The Rules of the Road, as the Auto Club calls them, will change in the new year. Here are some of the changes as of January 1, 2008:
Assembly Bill 808 requires applicants for a driver’s license or license renewal to sign a declaration that states if they drive under the influence of alcohol or drugs and someone is killed as a result, they can be charged with murder. This allows a prosecutor, according to the Auto Club, to have the option to charge a first-time offender with second degree murder in a fatal DUI case.
Prompted by street racing, Senate bill 67 broadens vehicle impound laws to allow law enforcement to seize a vehicle when arresting a driver for reckless driving, reckless driving in an off-street parking area or exhibition of speed.
Can teenagers talk on the phone and drive? That’s the common question behind two new laws. Senate Bill 33 prohibits anyone under the age of 18 from use of a cell phone or any other mobile service device, such as a BlackBerry, while driving. Senate Bill 1613 says drivers 18 years of age and older must use a hands-free device if they use a cell phone wile driving. These two cell phone laws go into effect July 1, 2008. So, there’s still time to comply.
Other laws will not allow persons charged with DUI or hit and to attend traffic school to obtain a clean record. Another law makes it illegal to smoke cigarettes, a cigar or a pipe in a motor vehicle where a minor is present. Violators can receive a fine of up to $100 per person.

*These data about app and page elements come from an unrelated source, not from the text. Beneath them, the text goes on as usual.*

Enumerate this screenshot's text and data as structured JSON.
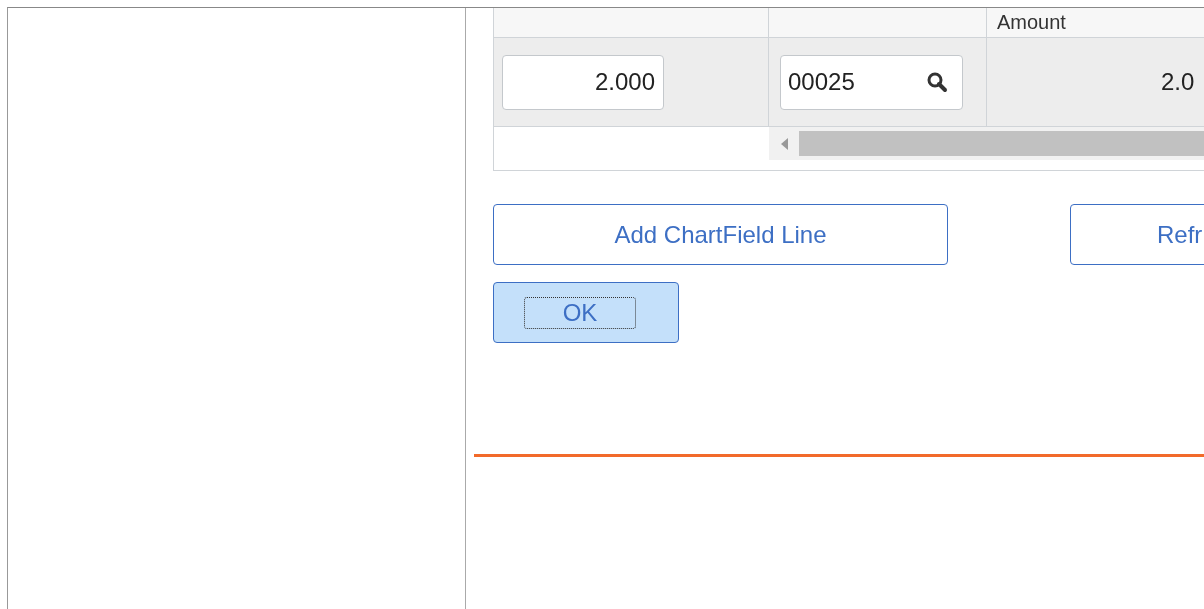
{
  "table": {
    "amount_header": "Amount",
    "row": {
      "quantity": "2.000",
      "code": "00025",
      "amount": "2.0"
    }
  },
  "buttons": [
    {
      "label": "Add ChartField Line",
      "kind": "secondary"
    },
    {
      "label": "Refr",
      "kind": "secondary"
    },
    {
      "label": "OK",
      "kind": "primary"
    }
  ]
}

Here’s another law that starts in July of 2008 and ends in 2016. You will pay more money to register a vehicle and take care of smog impacts. Consumers can expect to pay from $3 to $11 more. The money will supposedly go for research and development of alternative fuels.